SHANGHAI — China’s home prices rose in the fewest cities since January, adding to signs of a real estate industry slowdown as officials persist with curbs to limit the risk of bubbles.

New-home prices, excluding government-subsidized housing, in August gained in 46 of 70 cities tracked by the government, compared with 56 in July, the National Bureau of Statistics said on Monday.

Prices fell in 18 cities from the previous month and were unchanged in six.

Developers’ stocks rose amid speculation that the government’s success in cooling home prices indicates that any further curbs will be limited.

So far, developers believe they can weather restrictions, with companies such as Country Garden Holdings Co. last month raising sales targets for the year.

Home sales increased last month at the slowest pace in almost three years, according to data released last week.
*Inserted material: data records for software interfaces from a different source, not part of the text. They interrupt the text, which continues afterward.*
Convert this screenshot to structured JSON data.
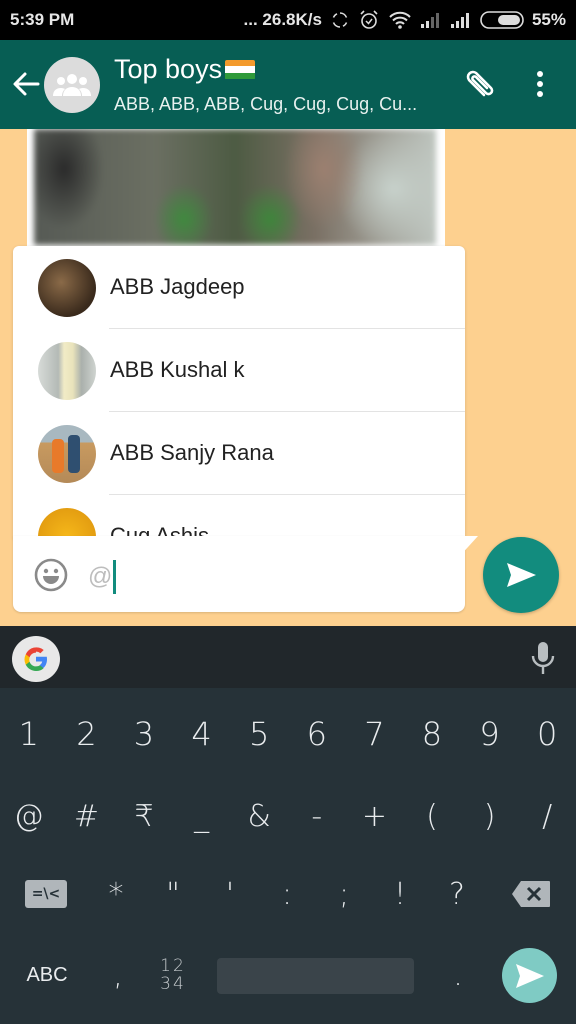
{
  "status_bar": {
    "time": "5:39 PM",
    "network_speed": "... 26.8K/s",
    "battery_percent": "55%",
    "battery_level": 0.55,
    "icons": [
      "sync-icon",
      "alarm-icon",
      "wifi-icon",
      "signal-icon",
      "signal-icon",
      "battery-icon"
    ]
  },
  "header": {
    "back_icon": "arrow-left-icon",
    "avatar_icon": "group-icon",
    "title": "Top boys",
    "title_emoji": "india-flag",
    "subtitle": "ABB, ABB, ABB, Cug, Cug, Cug, Cu...",
    "actions": [
      "paperclip-icon",
      "more-vert-icon"
    ]
  },
  "colors": {
    "header": "#075e54",
    "accent": "#128c7e",
    "chat_background": "#fdd08f",
    "keyboard": "#263238"
  },
  "mentions": [
    {
      "name": "ABB Jagdeep"
    },
    {
      "name": "ABB Kushal k"
    },
    {
      "name": "ABB Sanjy Rana"
    },
    {
      "name": "Cug Ashis"
    }
  ],
  "composer": {
    "value": "@",
    "emoji_icon": "smiley-icon",
    "send_icon": "send-icon"
  },
  "keyboard": {
    "suggestion_bar": {
      "left": "google-g-icon",
      "right": "mic-icon"
    },
    "row1": [
      "1",
      "2",
      "3",
      "4",
      "5",
      "6",
      "7",
      "8",
      "9",
      "0"
    ],
    "row2": [
      "@",
      "#",
      "₹",
      "_",
      "&",
      "-",
      "+",
      "(",
      ")",
      "/"
    ],
    "row3": {
      "shift_label": "=\\<",
      "keys": [
        "*",
        "\"",
        "'",
        ":",
        ";",
        "!",
        "?"
      ],
      "delete_icon": "backspace-icon"
    },
    "row4": {
      "abc_label": "ABC",
      "comma": ",",
      "num_top": "12",
      "num_bottom": "34",
      "period": ".",
      "enter_icon": "send-icon"
    }
  }
}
The government is trying to control home prices with city-by-city curbs without triggering an industry slump that could undermine economic growth.

With credit tight, sales may soften further in the fourth quarter, Deutsche Bank AG analysts led by Hong Kong-based Jeffrey Gao wrote in a report before Monday’s numbers.

Guangzhou, one of the nation’s biggest cities, finally joined Beijing, Shanghai and Shenzhen in reporting flat or declining prices. Guangzhou’s prices fell 0.7% after rising for 28 months. Values slipped 0.4% in Shenzhen, a bigger decline than a month earlier. Prices were unchanged in Beijing and Shanghai.

The largest drop was in the southern tourist city of Haikou, on the tropical island of Hainan, where home prices fell one percent, after the city previously stepped up home-buying curbs to ease speculation. — Bloomberg